I thoroughly enjoyed the book. It's hilarious. Colin Freeman's former 'fixer,' Mohammed Kadom, should star in his own reality television series. There's a book review at ePluribus Media for those who might be interested.
A few pieces of information came to light in the book. Most notable, I was unaware that Charles Phillips was in Baghdad the week after Kirk von Ackermann disappeared. As close friends, it's surprising he didn't take more of an interest in securing von Ackermann's personal effects. After all, Phillips brought von Ackermann to Iraq. I realize work doesn't come to a stand still. But at the same time, no one collected his belongings in an orderly manner? It's not clear how long Phillips had been in Iraq.
So, new question: when did Charles Phillips first arrive in country?
Colin Freeman describes visiting the spot where Kirk von Ackermann's vehicle was found on the road between Tikrit and Kirkuk. This is the only first hand description in the public domain that I am aware of.
Excerpt from page 136:
A few days later, I drove with Saba and Ali up to the area where Kirk had disappeared, to ask a few questions. I'd heard that a local Iraqi police chief was on the case; perhaps he might spill some details that Ryan and Co were keeping quiet. It turned out he'd recently been sacked after some row with a rival, with none of his successors briefed about the disappearance. Later on, though, when I tracked him down to his house, I found him still in uniform with a dozen odd policemen at his disposal, running what seemed to be some kind of parallel force. He claimed to know John Dawkins, and said he had turned up not long before with photocopied pictures of Kirk, asking if anyone had seen him. He directed us to the spot where Kirk had vanished. It was near the brow of a long, winding hilltop road, miles from anywhere and surrounded by rocky outcrops. A long way from any help if you got yourself in a tight spot. At the bottom of the other side of the hill, there was a US Army checkpoint, where Dawkins had handed over a copy of Kirk's photograph. But during troop changeovers, no information was passed on about the case. The newcomers were unaware of who Kirk was, or why they had his photo. In a land where hundreds were dying or disappearing each week, no one had resources to spend time looking for another missing person.Here's an uncomfortable question: was the check point visible from the very top of the hill?
Review of The Curse of the al Dulaimi Hotel
By Susie Dow, ePluribus Media, August 18, 2008

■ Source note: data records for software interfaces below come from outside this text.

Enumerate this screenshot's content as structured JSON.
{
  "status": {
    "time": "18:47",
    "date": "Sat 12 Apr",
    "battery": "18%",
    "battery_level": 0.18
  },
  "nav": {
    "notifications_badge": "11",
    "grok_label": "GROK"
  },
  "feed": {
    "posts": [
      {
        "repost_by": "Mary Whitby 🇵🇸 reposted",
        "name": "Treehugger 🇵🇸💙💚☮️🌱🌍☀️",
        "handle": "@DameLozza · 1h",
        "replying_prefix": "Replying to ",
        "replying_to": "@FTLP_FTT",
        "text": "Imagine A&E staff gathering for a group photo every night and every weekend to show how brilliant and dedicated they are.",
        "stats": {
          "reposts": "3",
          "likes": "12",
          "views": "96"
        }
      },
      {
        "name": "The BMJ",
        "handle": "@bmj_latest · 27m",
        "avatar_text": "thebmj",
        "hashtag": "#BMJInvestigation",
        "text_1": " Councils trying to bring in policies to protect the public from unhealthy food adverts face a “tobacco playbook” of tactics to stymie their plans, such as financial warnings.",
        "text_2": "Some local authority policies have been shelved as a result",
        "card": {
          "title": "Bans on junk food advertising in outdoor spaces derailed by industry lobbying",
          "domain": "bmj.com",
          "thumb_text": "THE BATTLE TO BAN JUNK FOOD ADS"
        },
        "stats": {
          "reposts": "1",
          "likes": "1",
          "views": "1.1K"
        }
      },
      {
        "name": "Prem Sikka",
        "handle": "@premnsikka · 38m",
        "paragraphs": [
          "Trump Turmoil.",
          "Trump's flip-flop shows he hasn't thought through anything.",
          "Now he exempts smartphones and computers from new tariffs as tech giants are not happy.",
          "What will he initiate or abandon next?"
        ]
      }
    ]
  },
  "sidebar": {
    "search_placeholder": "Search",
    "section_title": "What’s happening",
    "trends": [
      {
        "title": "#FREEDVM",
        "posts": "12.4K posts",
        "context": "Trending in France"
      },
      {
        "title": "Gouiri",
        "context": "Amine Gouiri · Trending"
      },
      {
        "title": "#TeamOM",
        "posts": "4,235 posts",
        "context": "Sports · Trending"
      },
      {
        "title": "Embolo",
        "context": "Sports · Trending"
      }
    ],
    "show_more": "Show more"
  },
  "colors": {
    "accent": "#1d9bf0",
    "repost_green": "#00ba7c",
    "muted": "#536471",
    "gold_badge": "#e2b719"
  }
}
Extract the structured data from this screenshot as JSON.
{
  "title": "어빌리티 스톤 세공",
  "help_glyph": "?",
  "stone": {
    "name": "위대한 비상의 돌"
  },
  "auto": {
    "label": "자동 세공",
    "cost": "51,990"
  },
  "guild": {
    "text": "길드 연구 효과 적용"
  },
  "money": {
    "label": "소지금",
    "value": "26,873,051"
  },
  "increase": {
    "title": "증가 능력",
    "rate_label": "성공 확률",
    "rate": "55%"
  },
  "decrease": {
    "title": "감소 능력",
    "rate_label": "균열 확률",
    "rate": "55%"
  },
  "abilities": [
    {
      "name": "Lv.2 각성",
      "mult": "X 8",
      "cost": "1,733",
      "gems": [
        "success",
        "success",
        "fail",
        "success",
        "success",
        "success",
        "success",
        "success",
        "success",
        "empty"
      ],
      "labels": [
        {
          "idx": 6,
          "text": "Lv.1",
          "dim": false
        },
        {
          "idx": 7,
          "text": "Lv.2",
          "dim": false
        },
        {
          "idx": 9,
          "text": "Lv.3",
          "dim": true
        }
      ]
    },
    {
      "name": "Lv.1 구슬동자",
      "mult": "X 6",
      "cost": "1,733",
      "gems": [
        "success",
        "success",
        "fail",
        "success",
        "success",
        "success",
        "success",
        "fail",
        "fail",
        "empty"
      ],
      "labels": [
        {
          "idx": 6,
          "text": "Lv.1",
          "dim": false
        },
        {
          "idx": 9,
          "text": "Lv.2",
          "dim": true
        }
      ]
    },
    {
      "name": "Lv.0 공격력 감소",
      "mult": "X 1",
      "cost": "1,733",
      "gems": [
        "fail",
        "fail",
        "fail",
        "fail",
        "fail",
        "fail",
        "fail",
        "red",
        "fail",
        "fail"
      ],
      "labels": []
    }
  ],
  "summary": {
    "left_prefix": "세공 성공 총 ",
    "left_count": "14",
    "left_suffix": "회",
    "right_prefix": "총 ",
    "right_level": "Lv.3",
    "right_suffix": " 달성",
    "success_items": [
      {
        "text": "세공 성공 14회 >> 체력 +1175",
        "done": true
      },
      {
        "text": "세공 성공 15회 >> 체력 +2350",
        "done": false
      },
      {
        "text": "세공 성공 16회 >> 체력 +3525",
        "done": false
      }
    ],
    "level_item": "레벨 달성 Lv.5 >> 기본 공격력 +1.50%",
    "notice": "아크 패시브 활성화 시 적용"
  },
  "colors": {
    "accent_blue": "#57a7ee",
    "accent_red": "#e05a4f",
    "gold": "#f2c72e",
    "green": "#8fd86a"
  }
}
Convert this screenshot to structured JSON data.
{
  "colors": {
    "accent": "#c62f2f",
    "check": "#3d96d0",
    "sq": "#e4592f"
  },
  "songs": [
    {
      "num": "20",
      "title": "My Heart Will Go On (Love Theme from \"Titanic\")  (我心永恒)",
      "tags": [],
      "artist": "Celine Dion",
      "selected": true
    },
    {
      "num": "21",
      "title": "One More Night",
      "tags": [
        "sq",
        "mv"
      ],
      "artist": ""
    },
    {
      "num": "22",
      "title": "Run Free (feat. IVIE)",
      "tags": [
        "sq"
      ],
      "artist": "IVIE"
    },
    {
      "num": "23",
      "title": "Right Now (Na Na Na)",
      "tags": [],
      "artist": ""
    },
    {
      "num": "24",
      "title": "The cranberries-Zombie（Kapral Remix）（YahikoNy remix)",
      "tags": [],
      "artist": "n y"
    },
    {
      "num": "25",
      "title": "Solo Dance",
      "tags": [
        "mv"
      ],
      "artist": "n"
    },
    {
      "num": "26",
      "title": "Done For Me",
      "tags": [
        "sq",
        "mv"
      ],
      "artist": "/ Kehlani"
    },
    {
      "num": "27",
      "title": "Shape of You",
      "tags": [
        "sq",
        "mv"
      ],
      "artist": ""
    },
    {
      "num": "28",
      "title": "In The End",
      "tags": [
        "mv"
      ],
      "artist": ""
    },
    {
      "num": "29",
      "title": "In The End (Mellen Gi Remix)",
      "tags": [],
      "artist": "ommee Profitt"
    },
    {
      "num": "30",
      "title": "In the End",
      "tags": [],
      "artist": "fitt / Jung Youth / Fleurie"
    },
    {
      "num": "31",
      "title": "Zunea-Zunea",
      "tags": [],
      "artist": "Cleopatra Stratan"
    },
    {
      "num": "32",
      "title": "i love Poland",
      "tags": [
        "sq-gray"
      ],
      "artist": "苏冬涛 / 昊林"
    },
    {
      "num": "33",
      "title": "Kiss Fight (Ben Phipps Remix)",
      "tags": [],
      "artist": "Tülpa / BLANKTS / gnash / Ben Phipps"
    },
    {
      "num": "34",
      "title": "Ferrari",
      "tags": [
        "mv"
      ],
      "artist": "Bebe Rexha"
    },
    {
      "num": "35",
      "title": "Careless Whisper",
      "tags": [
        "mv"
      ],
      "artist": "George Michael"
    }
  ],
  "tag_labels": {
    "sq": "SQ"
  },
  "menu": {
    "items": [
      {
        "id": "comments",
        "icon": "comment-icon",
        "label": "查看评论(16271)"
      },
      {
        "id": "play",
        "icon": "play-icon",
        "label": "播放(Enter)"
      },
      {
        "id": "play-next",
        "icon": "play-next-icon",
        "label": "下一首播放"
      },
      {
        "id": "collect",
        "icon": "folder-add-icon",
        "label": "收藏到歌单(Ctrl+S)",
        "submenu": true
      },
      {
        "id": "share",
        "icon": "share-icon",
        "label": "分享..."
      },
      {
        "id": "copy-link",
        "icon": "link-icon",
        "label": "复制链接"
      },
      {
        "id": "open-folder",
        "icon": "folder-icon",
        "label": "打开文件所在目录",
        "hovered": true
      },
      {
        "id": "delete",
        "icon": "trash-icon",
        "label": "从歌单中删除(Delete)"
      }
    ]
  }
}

Description: Landing in Baghdad on May 1, 2003 as an independent journalist, Colin Freeman's new book reveals the story behind getting the story including the hilarious antics of his charmingly insane personal assistant, Mohammed Kadom. Colin Freeman is now the Chief Foreign Correspondent of the Sunday Telegraph.
Curse of the al Dulaimi Hotel - Pt I (image)
August 4, 2008